A verbatim copy of the whole listing is what is needed.

═══ PROVIDED INFORMATION

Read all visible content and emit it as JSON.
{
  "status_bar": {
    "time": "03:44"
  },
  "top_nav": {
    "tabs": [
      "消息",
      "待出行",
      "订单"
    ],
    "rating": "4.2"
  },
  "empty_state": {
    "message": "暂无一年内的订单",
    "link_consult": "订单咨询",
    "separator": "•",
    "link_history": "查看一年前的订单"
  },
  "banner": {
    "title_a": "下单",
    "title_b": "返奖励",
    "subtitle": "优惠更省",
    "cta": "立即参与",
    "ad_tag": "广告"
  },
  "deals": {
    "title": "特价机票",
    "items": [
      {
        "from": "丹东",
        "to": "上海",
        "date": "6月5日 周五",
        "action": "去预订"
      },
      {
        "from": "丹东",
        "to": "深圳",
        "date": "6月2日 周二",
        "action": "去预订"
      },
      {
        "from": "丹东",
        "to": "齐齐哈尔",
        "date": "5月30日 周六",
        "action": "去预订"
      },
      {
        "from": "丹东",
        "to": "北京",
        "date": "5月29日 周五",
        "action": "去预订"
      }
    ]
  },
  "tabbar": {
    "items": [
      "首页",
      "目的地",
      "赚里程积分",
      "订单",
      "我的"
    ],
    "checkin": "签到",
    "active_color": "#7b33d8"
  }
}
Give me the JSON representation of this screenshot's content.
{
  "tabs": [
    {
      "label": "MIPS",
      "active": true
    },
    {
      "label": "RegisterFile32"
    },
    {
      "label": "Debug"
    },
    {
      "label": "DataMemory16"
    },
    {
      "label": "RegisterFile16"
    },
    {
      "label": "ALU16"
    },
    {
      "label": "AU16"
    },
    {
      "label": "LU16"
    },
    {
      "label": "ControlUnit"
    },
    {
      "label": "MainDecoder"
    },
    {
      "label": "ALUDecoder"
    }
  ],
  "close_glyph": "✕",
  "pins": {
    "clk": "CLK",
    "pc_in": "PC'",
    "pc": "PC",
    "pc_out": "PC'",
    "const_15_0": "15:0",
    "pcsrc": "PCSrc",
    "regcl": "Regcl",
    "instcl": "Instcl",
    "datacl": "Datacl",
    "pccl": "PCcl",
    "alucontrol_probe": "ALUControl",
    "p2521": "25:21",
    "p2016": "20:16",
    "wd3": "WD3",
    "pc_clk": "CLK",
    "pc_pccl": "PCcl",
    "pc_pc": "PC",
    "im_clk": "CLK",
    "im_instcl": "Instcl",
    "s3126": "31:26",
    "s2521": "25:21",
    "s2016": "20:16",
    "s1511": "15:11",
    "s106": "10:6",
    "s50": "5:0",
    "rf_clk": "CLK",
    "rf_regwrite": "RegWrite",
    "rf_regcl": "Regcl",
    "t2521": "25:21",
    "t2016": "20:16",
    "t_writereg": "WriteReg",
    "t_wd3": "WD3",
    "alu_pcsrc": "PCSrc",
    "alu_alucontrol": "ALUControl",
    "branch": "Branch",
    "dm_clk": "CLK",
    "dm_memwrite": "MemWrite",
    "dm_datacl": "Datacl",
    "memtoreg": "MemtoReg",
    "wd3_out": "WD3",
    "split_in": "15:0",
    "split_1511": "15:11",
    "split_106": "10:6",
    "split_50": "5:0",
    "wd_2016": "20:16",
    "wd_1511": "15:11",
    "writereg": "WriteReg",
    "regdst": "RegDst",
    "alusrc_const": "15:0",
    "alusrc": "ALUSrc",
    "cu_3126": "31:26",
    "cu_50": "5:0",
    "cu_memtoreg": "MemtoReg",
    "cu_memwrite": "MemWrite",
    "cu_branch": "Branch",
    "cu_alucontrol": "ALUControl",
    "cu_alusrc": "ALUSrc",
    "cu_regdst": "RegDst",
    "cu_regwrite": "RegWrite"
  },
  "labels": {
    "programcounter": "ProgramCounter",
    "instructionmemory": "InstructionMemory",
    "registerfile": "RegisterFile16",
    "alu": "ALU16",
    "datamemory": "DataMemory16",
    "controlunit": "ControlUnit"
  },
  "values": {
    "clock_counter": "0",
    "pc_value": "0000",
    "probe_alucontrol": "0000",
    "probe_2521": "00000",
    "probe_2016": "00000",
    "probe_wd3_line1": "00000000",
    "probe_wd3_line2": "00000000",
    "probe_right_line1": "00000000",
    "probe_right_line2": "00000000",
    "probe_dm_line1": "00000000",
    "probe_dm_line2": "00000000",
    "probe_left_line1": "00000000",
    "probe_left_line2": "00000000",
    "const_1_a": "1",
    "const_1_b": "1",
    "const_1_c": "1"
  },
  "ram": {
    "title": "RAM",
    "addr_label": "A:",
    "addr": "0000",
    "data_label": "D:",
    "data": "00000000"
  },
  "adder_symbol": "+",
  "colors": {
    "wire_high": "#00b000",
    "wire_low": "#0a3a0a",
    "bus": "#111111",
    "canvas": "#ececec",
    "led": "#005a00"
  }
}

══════

*SOLUTION TO THIS EXERCISE*
Read all visible content and emit it as JSON.
{
  "status_bar": {
    "time": "03:44"
  },
  "top_nav": {
    "tabs": [
      "消息",
      "待出行",
      "订单"
    ],
    "rating": "4.2"
  },
  "empty_state": {
    "message": "暂无一年内的订单",
    "link_consult": "订单咨询",
    "separator": "•",
    "link_history": "查看一年前的订单"
  },
  "banner": {
    "title_a": "下单",
    "title_b": "返奖励",
    "subtitle": "优惠更省",
    "cta": "立即参与",
    "ad_tag": "广告"
  },
  "deals": {
    "title": "特价机票",
    "items": [
      {
        "from": "丹东",
        "to": "上海",
        "date": "6月5日 周五",
        "action": "去预订"
      },
      {
        "from": "丹东",
        "to": "深圳",
        "date": "6月2日 周二",
        "action": "去预订"
      },
      {
        "from": "丹东",
        "to": "齐齐哈尔",
        "date": "5月30日 周六",
        "action": "去预订"
      },
      {
        "from": "丹东",
        "to": "北京",
        "date": "5月29日 周五",
        "action": "去预订"
      }
    ]
  },
  "tabbar": {
    "items": [
      "首页",
      "目的地",
      "赚里程积分",
      "订单",
      "我的"
    ],
    "checkin": "签到",
    "active_color": "#7b33d8"
  }
}
Give me the JSON representation of this screenshot's content.
{
  "tabs": [
    {
      "label": "MIPS",
      "active": true
    },
    {
      "label": "RegisterFile32"
    },
    {
      "label": "Debug"
    },
    {
      "label": "DataMemory16"
    },
    {
      "label": "RegisterFile16"
    },
    {
      "label": "ALU16"
    },
    {
      "label": "AU16"
    },
    {
      "label": "LU16"
    },
    {
      "label": "ControlUnit"
    },
    {
      "label": "MainDecoder"
    },
    {
      "label": "ALUDecoder"
    }
  ],
  "close_glyph": "✕",
  "pins": {
    "clk": "CLK",
    "pc_in": "PC'",
    "pc": "PC",
    "pc_out": "PC'",
    "const_15_0": "15:0",
    "pcsrc": "PCSrc",
    "regcl": "Regcl",
    "instcl": "Instcl",
    "datacl": "Datacl",
    "pccl": "PCcl",
    "alucontrol_probe": "ALUControl",
    "p2521": "25:21",
    "p2016": "20:16",
    "wd3": "WD3",
    "pc_clk": "CLK",
    "pc_pccl": "PCcl",
    "pc_pc": "PC",
    "im_clk": "CLK",
    "im_instcl": "Instcl",
    "s3126": "31:26",
    "s2521": "25:21",
    "s2016": "20:16",
    "s1511": "15:11",
    "s106": "10:6",
    "s50": "5:0",
    "rf_clk": "CLK",
    "rf_regwrite": "RegWrite",
    "rf_regcl": "Regcl",
    "t2521": "25:21",
    "t2016": "20:16",
    "t_writereg": "WriteReg",
    "t_wd3": "WD3",
    "alu_pcsrc": "PCSrc",
    "alu_alucontrol": "ALUControl",
    "branch": "Branch",
    "dm_clk": "CLK",
    "dm_memwrite": "MemWrite",
    "dm_datacl": "Datacl",
    "memtoreg": "MemtoReg",
    "wd3_out": "WD3",
    "split_in": "15:0",
    "split_1511": "15:11",
    "split_106": "10:6",
    "split_50": "5:0",
    "wd_2016": "20:16",
    "wd_1511": "15:11",
    "writereg": "WriteReg",
    "regdst": "RegDst",
    "alusrc_const": "15:0",
    "alusrc": "ALUSrc",
    "cu_3126": "31:26",
    "cu_50": "5:0",
    "cu_memtoreg": "MemtoReg",
    "cu_memwrite": "MemWrite",
    "cu_branch": "Branch",
    "cu_alucontrol": "ALUControl",
    "cu_alusrc": "ALUSrc",
    "cu_regdst": "RegDst",
    "cu_regwrite": "RegWrite"
  },
  "labels": {
    "programcounter": "ProgramCounter",
    "instructionmemory": "InstructionMemory",
    "registerfile": "RegisterFile16",
    "alu": "ALU16",
    "datamemory": "DataMemory16",
    "controlunit": "ControlUnit"
  },
  "values": {
    "clock_counter": "0",
    "pc_value": "0000",
    "probe_alucontrol": "0000",
    "probe_2521": "00000",
    "probe_2016": "00000",
    "probe_wd3_line1": "00000000",
    "probe_wd3_line2": "00000000",
    "probe_right_line1": "00000000",
    "probe_right_line2": "00000000",
    "probe_dm_line1": "00000000",
    "probe_dm_line2": "00000000",
    "probe_left_line1": "00000000",
    "probe_left_line2": "00000000",
    "const_1_a": "1",
    "const_1_b": "1",
    "const_1_c": "1"
  },
  "ram": {
    "title": "RAM",
    "addr_label": "A:",
    "addr": "0000",
    "data_label": "D:",
    "data": "00000000"
  },
  "adder_symbol": "+",
  "colors": {
    "wire_high": "#00b000",
    "wire_low": "#0a3a0a",
    "bus": "#111111",
    "canvas": "#ececec",
    "led": "#005a00"
  }
}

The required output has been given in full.